+++ EXCERPTED DATA

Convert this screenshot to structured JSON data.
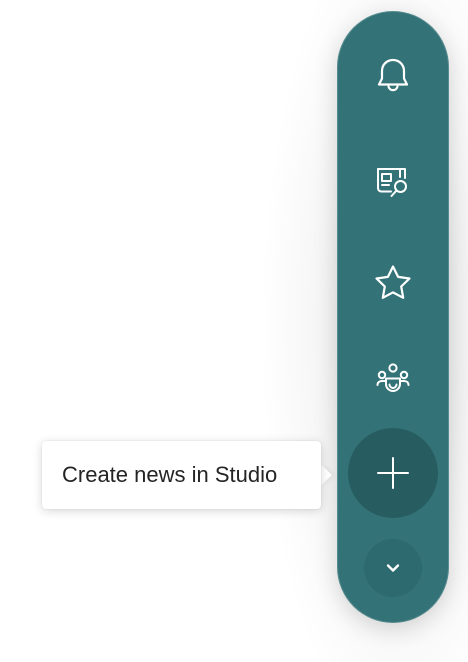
{
  "rail": {
    "buttons": [
      {
        "name": "notifications",
        "icon": "bell-icon"
      },
      {
        "name": "news-search",
        "icon": "news-search-icon"
      },
      {
        "name": "favorites",
        "icon": "star-icon"
      },
      {
        "name": "people",
        "icon": "people-group-icon"
      },
      {
        "name": "create-news",
        "icon": "plus-icon"
      },
      {
        "name": "expand-more",
        "icon": "chevron-down-icon"
      }
    ],
    "colors": {
      "rail": "#337378",
      "create_button": "#275d61",
      "more_button": "#2c6a6f"
    }
  },
  "tooltip": {
    "text": "Create news in Studio"
  }
}
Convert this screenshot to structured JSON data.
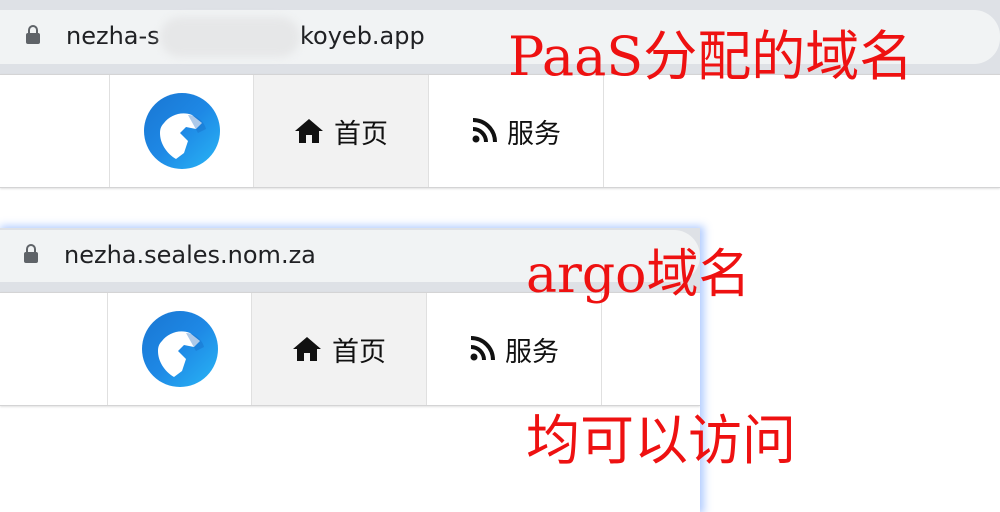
{
  "screenshot_top": {
    "url": {
      "prefix": "nezha-s",
      "suffix": "koyeb.app"
    },
    "nav": {
      "home_label": "首页",
      "service_label": "服务"
    }
  },
  "screenshot_bottom": {
    "url": "nezha.seales.nom.za",
    "nav": {
      "home_label": "首页",
      "service_label": "服务"
    }
  },
  "annotations": {
    "paas_domain": "PaaS分配的域名",
    "argo_domain": "argo域名",
    "both_accessible": "均可以访问"
  },
  "colors": {
    "annotation": "#ee1111",
    "logo": "#1e88e5",
    "focus_glow": "#508cff"
  },
  "icons": [
    "lock-icon",
    "nezha-logo-icon",
    "home-icon",
    "rss-icon"
  ]
}
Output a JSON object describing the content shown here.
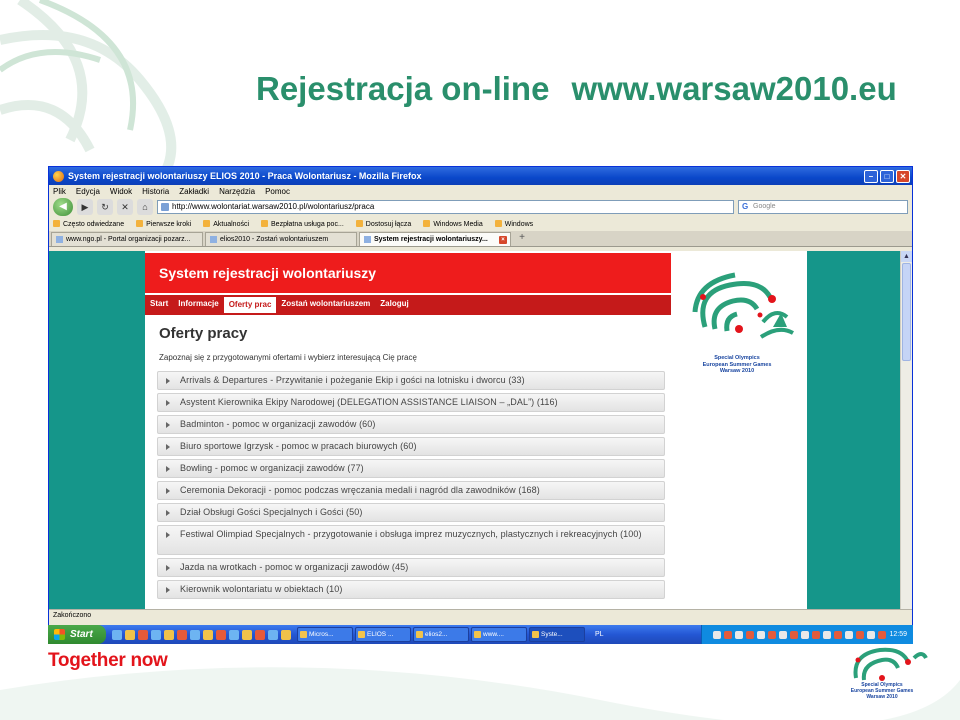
{
  "slide": {
    "title_left": "Rejestracja on-line",
    "title_right": "www.warsaw2010.eu",
    "brand": "Together now"
  },
  "browser": {
    "window_title": "System rejestracji wolontariuszy ELIOS 2010 - Praca Wolontariusz - Mozilla Firefox",
    "menu": [
      "Plik",
      "Edycja",
      "Widok",
      "Historia",
      "Zakładki",
      "Narzędzia",
      "Pomoc"
    ],
    "url": "http://www.wolontariat.warsaw2010.pl/wolontariusz/praca",
    "search_placeholder": "Google",
    "bookmarks": [
      "Często odwiedzane",
      "Pierwsze kroki",
      "Aktualności",
      "Bezpłatna usługa poc...",
      "Dostosuj łącza",
      "Windows Media",
      "Windows"
    ],
    "tabs": [
      {
        "label": "www.ngo.pl - Portal organizacji pozarz..."
      },
      {
        "label": "elios2010 - Zostań wolontariuszem"
      },
      {
        "label": "System rejestracji wolontariuszy..."
      }
    ],
    "status": "Zakończono"
  },
  "site": {
    "header": "System rejestracji wolontariuszy",
    "nav": [
      "Start",
      "Informacje",
      "Oferty prac",
      "Zostań wolontariuszem",
      "Zaloguj"
    ],
    "page_title": "Oferty pracy",
    "intro": "Zapoznaj się z przygotowanymi ofertami i wybierz interesującą Cię pracę",
    "offers": [
      "Arrivals & Departures - Przywitanie i pożeganie Ekip i gości na lotnisku i dworcu (33)",
      "Asystent Kierownika Ekipy Narodowej (DELEGATION ASSISTANCE LIAISON – „DAL”) (116)",
      "Badminton - pomoc w organizacji zawodów (60)",
      "Biuro sportowe Igrzysk - pomoc w pracach biurowych (60)",
      "Bowling - pomoc w organizacji zawodów (77)",
      "Ceremonia Dekoracji - pomoc podczas wręczania medali i nagród dla zawodników (168)",
      "Dział Obsługi Gości Specjalnych i Gości (50)",
      "Festiwal Olimpiad Specjalnych - przygotowanie i obsługa imprez muzycznych, plastycznych i rekreacyjnych (100)",
      "Jazda na wrotkach - pomoc w organizacji zawodów (45)",
      "Kierownik wolontariatu w obiektach (10)"
    ],
    "logo_text": [
      "Special Olympics",
      "European Summer Games",
      "Warsaw 2010"
    ]
  },
  "taskbar": {
    "start": "Start",
    "tasks": [
      "Micros...",
      "ELIOS ...",
      "elios2...",
      "www....",
      "Syste..."
    ],
    "lang": "PL",
    "clock": "12:59"
  },
  "colors": {
    "title_green": "#2a8f6c",
    "site_red": "#ee1c1c",
    "teal_bg": "#15968a",
    "brand_red": "#e3141b"
  }
}
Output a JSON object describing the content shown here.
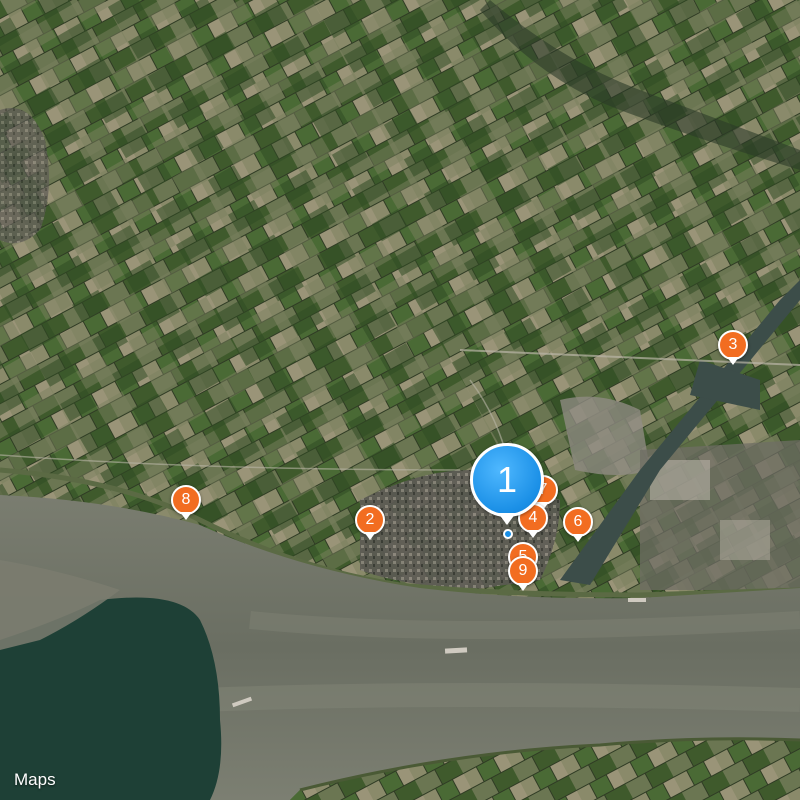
{
  "map": {
    "type": "satellite",
    "attribution": {
      "logo_glyph": "",
      "label": "Maps"
    },
    "selected_marker": "1",
    "markers": [
      {
        "label": "1",
        "kind": "selected",
        "color": "#1d9bf0"
      },
      {
        "label": "2",
        "kind": "poi",
        "color": "#f26d21"
      },
      {
        "label": "3",
        "kind": "poi",
        "color": "#f26d21"
      },
      {
        "label": "4",
        "kind": "poi",
        "color": "#f26d21"
      },
      {
        "label": "5",
        "kind": "poi",
        "color": "#f26d21"
      },
      {
        "label": "6",
        "kind": "poi",
        "color": "#f26d21"
      },
      {
        "label": "7",
        "kind": "poi",
        "color": "#f26d21"
      },
      {
        "label": "8",
        "kind": "poi",
        "color": "#f26d21"
      },
      {
        "label": "9",
        "kind": "poi",
        "color": "#f26d21"
      }
    ],
    "colors": {
      "marker": "#f26d21",
      "selected": "#1d9bf0",
      "water": "#6f7466",
      "deep_water": "#1e4036"
    }
  }
}
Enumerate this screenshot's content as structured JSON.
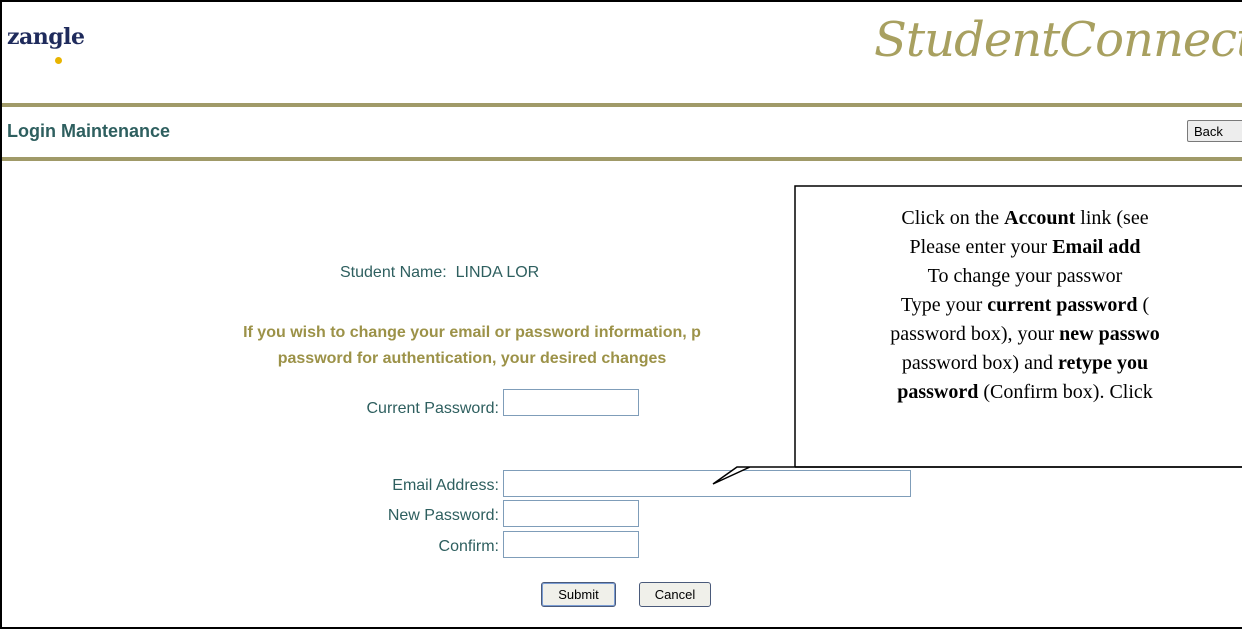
{
  "header": {
    "logo_text": "zangle",
    "brand_title": "StudentConnection"
  },
  "toolbar": {
    "section_title": "Login Maintenance",
    "back_label": "Back"
  },
  "student": {
    "label": "Student Name:",
    "name": "LINDA LOR"
  },
  "notice": {
    "line1": "If you wish to change your email or password information, p",
    "line2": "password for authentication, your desired changes"
  },
  "form": {
    "current_password_label": "Current Password:",
    "email_label": "Email Address:",
    "new_password_label": "New Password:",
    "confirm_label": "Confirm:",
    "current_password_value": "",
    "email_value": "",
    "new_password_value": "",
    "confirm_value": "",
    "submit_label": "Submit",
    "cancel_label": "Cancel"
  },
  "callout": {
    "l1a": "Click on the ",
    "l1b": "Account",
    "l1c": " link (see",
    "l2a": "Please enter your ",
    "l2b": "Email add",
    "l3a": "To change your passwor",
    "l4a": "Type your ",
    "l4b": "current password",
    "l4c": " (",
    "l5a": "password box), your ",
    "l5b": "new passwo",
    "l6a": "password box) and ",
    "l6b": "retype you",
    "l7a": "password",
    "l7b": " (Confirm box).  Click"
  },
  "colors": {
    "rule": "#a09a68",
    "heading": "#2e5f5f",
    "notice": "#9c9248",
    "brand": "#a8a060"
  }
}
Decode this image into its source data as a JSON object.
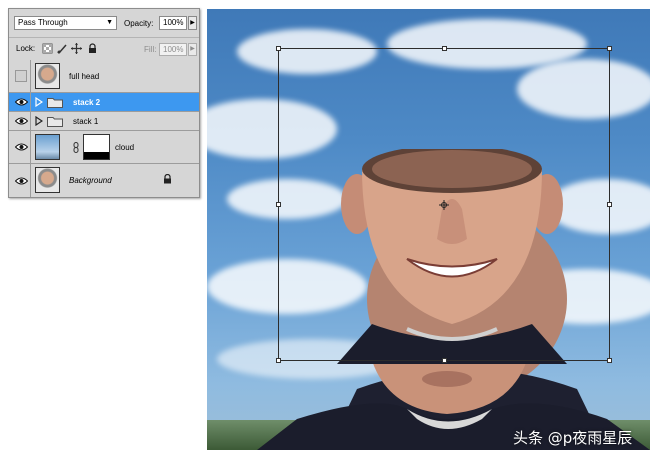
{
  "layers_panel": {
    "blend_mode": "Pass Through",
    "opacity_label": "Opacity:",
    "opacity_value": "100%",
    "lock_label": "Lock:",
    "fill_label": "Fill:",
    "fill_value": "100%",
    "layers": [
      {
        "name": "full head",
        "visible": false,
        "type": "layer",
        "thumbnail": "face"
      },
      {
        "name": "stack 2",
        "visible": true,
        "type": "group",
        "selected": true
      },
      {
        "name": "stack 1",
        "visible": true,
        "type": "group"
      },
      {
        "name": "cloud",
        "visible": true,
        "type": "layer",
        "thumbnail": "sky",
        "has_mask": true
      },
      {
        "name": "Background",
        "visible": true,
        "type": "layer",
        "thumbnail": "face",
        "locked": true
      }
    ]
  },
  "canvas": {
    "watermark": "头条 @p夜雨星辰"
  },
  "colors": {
    "selection": "#3d98f0",
    "panel_bg": "#d6d6d6",
    "sky": "#4e8ac6"
  }
}
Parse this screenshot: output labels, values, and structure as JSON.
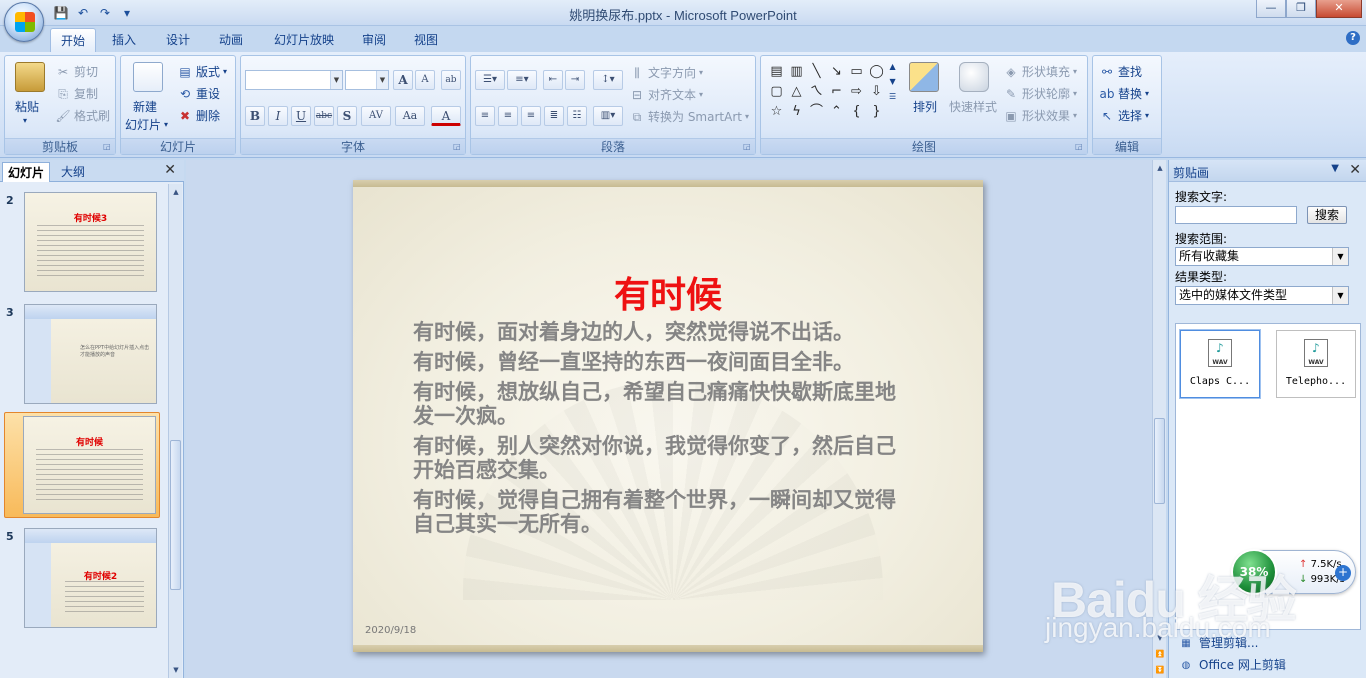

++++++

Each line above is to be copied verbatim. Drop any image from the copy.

Convert this screenshot to structured JSON data.
{
  "rail": {
    "buttons": [
      {
        "name": "notifications",
        "icon": "bell-icon"
      },
      {
        "name": "news-search",
        "icon": "news-search-icon"
      },
      {
        "name": "favorites",
        "icon": "star-icon"
      },
      {
        "name": "people",
        "icon": "people-group-icon"
      },
      {
        "name": "create-news",
        "icon": "plus-icon"
      },
      {
        "name": "expand-more",
        "icon": "chevron-down-icon"
      }
    ],
    "colors": {
      "rail": "#337378",
      "create_button": "#275d61",
      "more_button": "#2c6a6f"
    }
  },
  "tooltip": {
    "text": "Create news in Studio"
  }
}
Convert this screenshot to structured JSON data.
{
  "screenshot_top": {
    "url": {
      "prefix": "nezha-s",
      "suffix": "koyeb.app"
    },
    "nav": {
      "home_label": "首页",
      "service_label": "服务"
    }
  },
  "screenshot_bottom": {
    "url": "nezha.seales.nom.za",
    "nav": {
      "home_label": "首页",
      "service_label": "服务"
    }
  },
  "annotations": {
    "paas_domain": "PaaS分配的域名",
    "argo_domain": "argo域名",
    "both_accessible": "均可以访问"
  },
  "colors": {
    "annotation": "#ee1111",
    "logo": "#1e88e5",
    "focus_glow": "#508cff"
  },
  "icons": [
    "lock-icon",
    "nezha-logo-icon",
    "home-icon",
    "rss-icon"
  ]
}
Output a JSON object describing the content shown here.
{
  "slide": {
    "title_left": "Rejestracja on-line",
    "title_right": "www.warsaw2010.eu",
    "brand": "Together now"
  },
  "browser": {
    "window_title": "System rejestracji wolontariuszy ELIOS 2010 - Praca Wolontariusz - Mozilla Firefox",
    "menu": [
      "Plik",
      "Edycja",
      "Widok",
      "Historia",
      "Zakładki",
      "Narzędzia",
      "Pomoc"
    ],
    "url": "http://www.wolontariat.warsaw2010.pl/wolontariusz/praca",
    "search_placeholder": "Google",
    "bookmarks": [
      "Często odwiedzane",
      "Pierwsze kroki",
      "Aktualności",
      "Bezpłatna usługa poc...",
      "Dostosuj łącza",
      "Windows Media",
      "Windows"
    ],
    "tabs": [
      {
        "label": "www.ngo.pl - Portal organizacji pozarz..."
      },
      {
        "label": "elios2010 - Zostań wolontariuszem"
      },
      {
        "label": "System rejestracji wolontariuszy..."
      }
    ],
    "status": "Zakończono"
  },
  "site": {
    "header": "System rejestracji wolontariuszy",
    "nav": [
      "Start",
      "Informacje",
      "Oferty prac",
      "Zostań wolontariuszem",
      "Zaloguj"
    ],
    "page_title": "Oferty pracy",
    "intro": "Zapoznaj się z przygotowanymi ofertami i wybierz interesującą Cię pracę",
    "offers": [
      "Arrivals & Departures - Przywitanie i pożeganie Ekip i gości na lotnisku i dworcu (33)",
      "Asystent Kierownika Ekipy Narodowej (DELEGATION ASSISTANCE LIAISON – „DAL”) (116)",
      "Badminton - pomoc w organizacji zawodów (60)",
      "Biuro sportowe Igrzysk - pomoc w pracach biurowych (60)",
      "Bowling - pomoc w organizacji zawodów (77)",
      "Ceremonia Dekoracji - pomoc podczas wręczania medali i nagród dla zawodników (168)",
      "Dział Obsługi Gości Specjalnych i Gości (50)",
      "Festiwal Olimpiad Specjalnych - przygotowanie i obsługa imprez muzycznych, plastycznych i rekreacyjnych (100)",
      "Jazda na wrotkach - pomoc w organizacji zawodów (45)",
      "Kierownik wolontariatu w obiektach (10)"
    ],
    "logo_text": [
      "Special Olympics",
      "European Summer Games",
      "Warsaw 2010"
    ]
  },
  "taskbar": {
    "start": "Start",
    "tasks": [
      "Micros...",
      "ELIOS ...",
      "elios2...",
      "www....",
      "Syste..."
    ],
    "lang": "PL",
    "clock": "12:59"
  },
  "colors": {
    "title_green": "#2a8f6c",
    "site_red": "#ee1c1c",
    "teal_bg": "#15968a",
    "brand_red": "#e3141b"
  }
}
Output a JSON object describing the content shown here.
{
  "map": {
    "type": "satellite",
    "attribution": {
      "logo_glyph": "",
      "label": "Maps"
    },
    "selected_marker": "1",
    "markers": [
      {
        "label": "1",
        "kind": "selected",
        "color": "#1d9bf0"
      },
      {
        "label": "2",
        "kind": "poi",
        "color": "#f26d21"
      },
      {
        "label": "3",
        "kind": "poi",
        "color": "#f26d21"
      },
      {
        "label": "4",
        "kind": "poi",
        "color": "#f26d21"
      },
      {
        "label": "5",
        "kind": "poi",
        "color": "#f26d21"
      },
      {
        "label": "6",
        "kind": "poi",
        "color": "#f26d21"
      },
      {
        "label": "7",
        "kind": "poi",
        "color": "#f26d21"
      },
      {
        "label": "8",
        "kind": "poi",
        "color": "#f26d21"
      },
      {
        "label": "9",
        "kind": "poi",
        "color": "#f26d21"
      }
    ],
    "colors": {
      "marker": "#f26d21",
      "selected": "#1d9bf0",
      "water": "#6f7466",
      "deep_water": "#1e4036"
    }
  }
}
Enumerate this screenshot's content as structured JSON.
{
  "header": {
    "logo_text": "zangle",
    "brand_title": "StudentConnection"
  },
  "toolbar": {
    "section_title": "Login Maintenance",
    "back_label": "Back"
  },
  "student": {
    "label": "Student Name:",
    "name": "LINDA LOR"
  },
  "notice": {
    "line1": "If you wish to change your email or password information, p",
    "line2": "password for authentication, your desired changes"
  },
  "form": {
    "current_password_label": "Current Password:",
    "email_label": "Email Address:",
    "new_password_label": "New Password:",
    "confirm_label": "Confirm:",
    "current_password_value": "",
    "email_value": "",
    "new_password_value": "",
    "confirm_value": "",
    "submit_label": "Submit",
    "cancel_label": "Cancel"
  },
  "callout": {
    "l1a": "Click on the ",
    "l1b": "Account",
    "l1c": " link (see",
    "l2a": "Please enter your ",
    "l2b": "Email add",
    "l3a": "To change your passwor",
    "l4a": "Type your ",
    "l4b": "current password",
    "l4c": " (",
    "l5a": "password box), your ",
    "l5b": "new passwo",
    "l6a": "password box) and ",
    "l6b": "retype you",
    "l7a": "password",
    "l7b": " (Confirm box).  Click"
  },
  "colors": {
    "rule": "#a09a68",
    "heading": "#2e5f5f",
    "notice": "#9c9248",
    "brand": "#a8a060"
  }
}
Decode this image into its source data as a JSON object.
{
  "layers_panel": {
    "blend_mode": "Pass Through",
    "opacity_label": "Opacity:",
    "opacity_value": "100%",
    "lock_label": "Lock:",
    "fill_label": "Fill:",
    "fill_value": "100%",
    "layers": [
      {
        "name": "full head",
        "visible": false,
        "type": "layer",
        "thumbnail": "face"
      },
      {
        "name": "stack 2",
        "visible": true,
        "type": "group",
        "selected": true
      },
      {
        "name": "stack 1",
        "visible": true,
        "type": "group"
      },
      {
        "name": "cloud",
        "visible": true,
        "type": "layer",
        "thumbnail": "sky",
        "has_mask": true
      },
      {
        "name": "Background",
        "visible": true,
        "type": "layer",
        "thumbnail": "face",
        "locked": true
      }
    ]
  },
  "canvas": {
    "watermark": "头条 @p夜雨星辰"
  },
  "colors": {
    "selection": "#3d98f0",
    "panel_bg": "#d6d6d6",
    "sky": "#4e8ac6"
  }
}
Parse this screenshot: output labels, values, and structure as JSON.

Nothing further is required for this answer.